## TASK OBJECTIVE
An unchanged copy of all the lines below is expected, and it should contain no pictures.

(Interface dataset entries)
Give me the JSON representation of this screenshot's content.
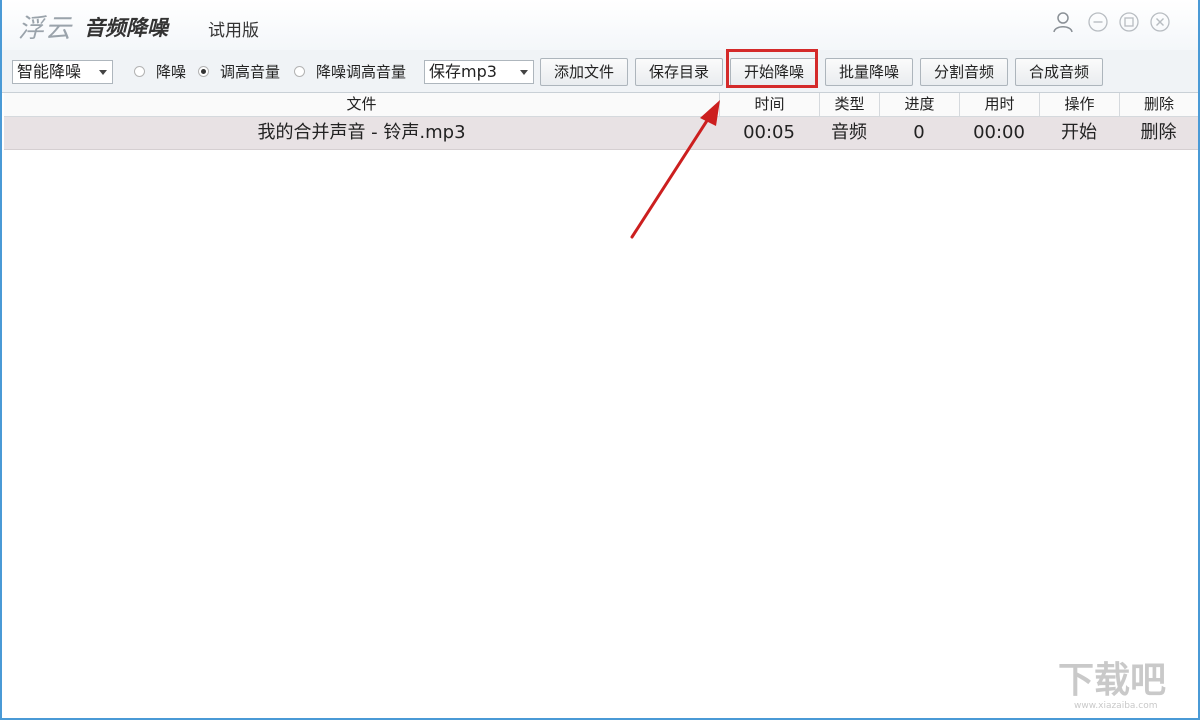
{
  "titlebar": {
    "logo_brand": "浮云",
    "app_name": "音频降噪",
    "edition": "试用版",
    "icons": [
      "user-icon",
      "minimize-icon",
      "maximize-icon",
      "close-icon"
    ]
  },
  "toolbar": {
    "mode_select": "智能降噪",
    "radios": [
      {
        "label": "降噪",
        "checked": false
      },
      {
        "label": "调高音量",
        "checked": true
      },
      {
        "label": "降噪调高音量",
        "checked": false
      }
    ],
    "format_select": "保存mp3",
    "buttons": {
      "add_file": "添加文件",
      "save_dir": "保存目录",
      "start": "开始降噪",
      "batch": "批量降噪",
      "split": "分割音频",
      "merge": "合成音频"
    }
  },
  "table": {
    "columns": [
      "文件",
      "时间",
      "类型",
      "进度",
      "用时",
      "操作",
      "删除"
    ],
    "rows": [
      {
        "file": "我的合并声音 - 铃声.mp3",
        "time": "00:05",
        "type": "音频",
        "progress": "0",
        "elapsed": "00:00",
        "action": "开始",
        "delete": "删除"
      }
    ]
  },
  "annotation": {
    "highlight_color": "#d42a2a",
    "arrow_color": "#cc1f1f"
  },
  "watermark": {
    "text": "下载吧",
    "url_text": "www.xiazaiba.com"
  },
  "colors": {
    "window_border": "#4a9ad6",
    "row_selected": "#e8e2e4",
    "toolbar_bg": "#f0f3f6"
  }
}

## TASK ANSWER
Give me the JSON representation of this screenshot's content.
{
  "titlebar": {
    "logo_brand": "浮云",
    "app_name": "音频降噪",
    "edition": "试用版",
    "icons": [
      "user-icon",
      "minimize-icon",
      "maximize-icon",
      "close-icon"
    ]
  },
  "toolbar": {
    "mode_select": "智能降噪",
    "radios": [
      {
        "label": "降噪",
        "checked": false
      },
      {
        "label": "调高音量",
        "checked": true
      },
      {
        "label": "降噪调高音量",
        "checked": false
      }
    ],
    "format_select": "保存mp3",
    "buttons": {
      "add_file": "添加文件",
      "save_dir": "保存目录",
      "start": "开始降噪",
      "batch": "批量降噪",
      "split": "分割音频",
      "merge": "合成音频"
    }
  },
  "table": {
    "columns": [
      "文件",
      "时间",
      "类型",
      "进度",
      "用时",
      "操作",
      "删除"
    ],
    "rows": [
      {
        "file": "我的合并声音 - 铃声.mp3",
        "time": "00:05",
        "type": "音频",
        "progress": "0",
        "elapsed": "00:00",
        "action": "开始",
        "delete": "删除"
      }
    ]
  },
  "annotation": {
    "highlight_color": "#d42a2a",
    "arrow_color": "#cc1f1f"
  },
  "watermark": {
    "text": "下载吧",
    "url_text": "www.xiazaiba.com"
  },
  "colors": {
    "window_border": "#4a9ad6",
    "row_selected": "#e8e2e4",
    "toolbar_bg": "#f0f3f6"
  }
}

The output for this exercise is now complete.